Even if it doesn’t take a village to rear a child, it may take a village to raise academic achievement. In recent years, researchers have published numerous studies identifying family and community involvement as important factors in student success. Researchers have also been scrutinizing afterschool programs. They have suggested that well-implemented programs can have a positive impact on kids—academically, socially, and emotionally.

In light of these findings, we have devoted this issue of SEDL Letter to topics centered around afterschool and family and community involvement. We focus on the research, presenting a summary of two systematic reviews—one on afterschool and one on parent involvement—and a summary of a research synthesis on afterschool programs, originally published by the Harvard Family Research Project (HFRP). In the synthesis, HFRP discusses the importance of having well-prepared staff working in afterschool programs. This has been a primary focus of SEDL’s work as the lead organization for the National Partnership for Quality Afterschool Learning, so we also include an article that discusses the Partnership’s approach to staff development.

Because family involvement has proved so important to student outcomes, the U.S. Department of Education has ramped up its support of the Parental Information & Resource Centers (PIRCs) nationwide. In 2006, SEDL and partners—the Harvard Family Research Project and the Miko Group—were awarded a contract to serve as the national coordination center for the PIRCs. In this issue, we have included an article about the PIRC program, looking at how the work and influence of the centers has changed in recent years.

Two other articles in the issue feature examples of how family members and community organizations work with schools in Austin, Texas. Finally, because homework help often has a prominent role in afterschool programs and because it is often the vehicle for parent involvement, we present an article on homework. Written by national homework expert, Dr. Harris Cooper, the article discusses how homework supports student learning and recent research around homework.

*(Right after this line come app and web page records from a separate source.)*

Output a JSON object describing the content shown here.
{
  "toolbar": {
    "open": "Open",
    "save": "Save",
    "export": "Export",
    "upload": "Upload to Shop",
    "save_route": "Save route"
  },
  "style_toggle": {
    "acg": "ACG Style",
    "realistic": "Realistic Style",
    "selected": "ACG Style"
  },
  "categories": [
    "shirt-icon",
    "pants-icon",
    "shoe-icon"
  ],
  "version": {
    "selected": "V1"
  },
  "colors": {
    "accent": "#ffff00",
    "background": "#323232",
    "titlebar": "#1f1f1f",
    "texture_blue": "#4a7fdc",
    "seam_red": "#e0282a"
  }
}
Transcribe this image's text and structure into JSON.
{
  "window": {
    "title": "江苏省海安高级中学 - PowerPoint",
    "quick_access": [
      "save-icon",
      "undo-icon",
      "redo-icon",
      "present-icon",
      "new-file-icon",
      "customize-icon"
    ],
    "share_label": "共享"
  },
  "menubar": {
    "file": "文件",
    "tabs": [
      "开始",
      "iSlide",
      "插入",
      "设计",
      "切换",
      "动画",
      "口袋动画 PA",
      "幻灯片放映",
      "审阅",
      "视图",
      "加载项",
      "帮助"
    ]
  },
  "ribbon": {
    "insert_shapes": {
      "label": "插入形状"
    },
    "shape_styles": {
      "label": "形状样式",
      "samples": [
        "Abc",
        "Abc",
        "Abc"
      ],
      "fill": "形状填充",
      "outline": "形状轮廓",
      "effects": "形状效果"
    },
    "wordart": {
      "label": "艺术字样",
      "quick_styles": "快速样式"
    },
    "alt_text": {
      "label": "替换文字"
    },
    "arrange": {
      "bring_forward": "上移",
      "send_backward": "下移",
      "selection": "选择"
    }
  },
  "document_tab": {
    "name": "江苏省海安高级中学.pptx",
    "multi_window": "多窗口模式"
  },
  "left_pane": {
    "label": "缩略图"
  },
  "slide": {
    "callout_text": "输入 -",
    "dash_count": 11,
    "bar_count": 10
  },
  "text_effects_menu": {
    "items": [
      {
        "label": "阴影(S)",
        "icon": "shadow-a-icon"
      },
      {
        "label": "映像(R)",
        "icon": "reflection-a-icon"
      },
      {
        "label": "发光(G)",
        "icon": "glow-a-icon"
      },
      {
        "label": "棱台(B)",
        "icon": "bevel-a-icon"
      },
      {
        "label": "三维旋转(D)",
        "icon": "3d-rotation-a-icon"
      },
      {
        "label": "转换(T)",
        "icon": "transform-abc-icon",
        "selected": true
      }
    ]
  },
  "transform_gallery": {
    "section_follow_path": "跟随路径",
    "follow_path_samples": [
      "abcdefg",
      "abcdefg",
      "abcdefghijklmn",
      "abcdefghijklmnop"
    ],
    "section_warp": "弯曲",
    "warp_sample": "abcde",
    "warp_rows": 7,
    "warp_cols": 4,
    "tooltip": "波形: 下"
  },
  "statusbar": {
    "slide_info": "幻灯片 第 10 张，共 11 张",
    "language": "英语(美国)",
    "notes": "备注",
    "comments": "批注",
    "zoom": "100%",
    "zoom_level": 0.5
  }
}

As you prepare for the new school year, we hope you will keep in mind the crucial roles that afterschool programs and family and community members can play in improving student achievement. With all of us working together, improved student outcomes can become a reality.

Next Article: What Rigorous Research and Reviews Tell Us: Impacts of Afterschool Programs and Parent Involvement on Student Outcomes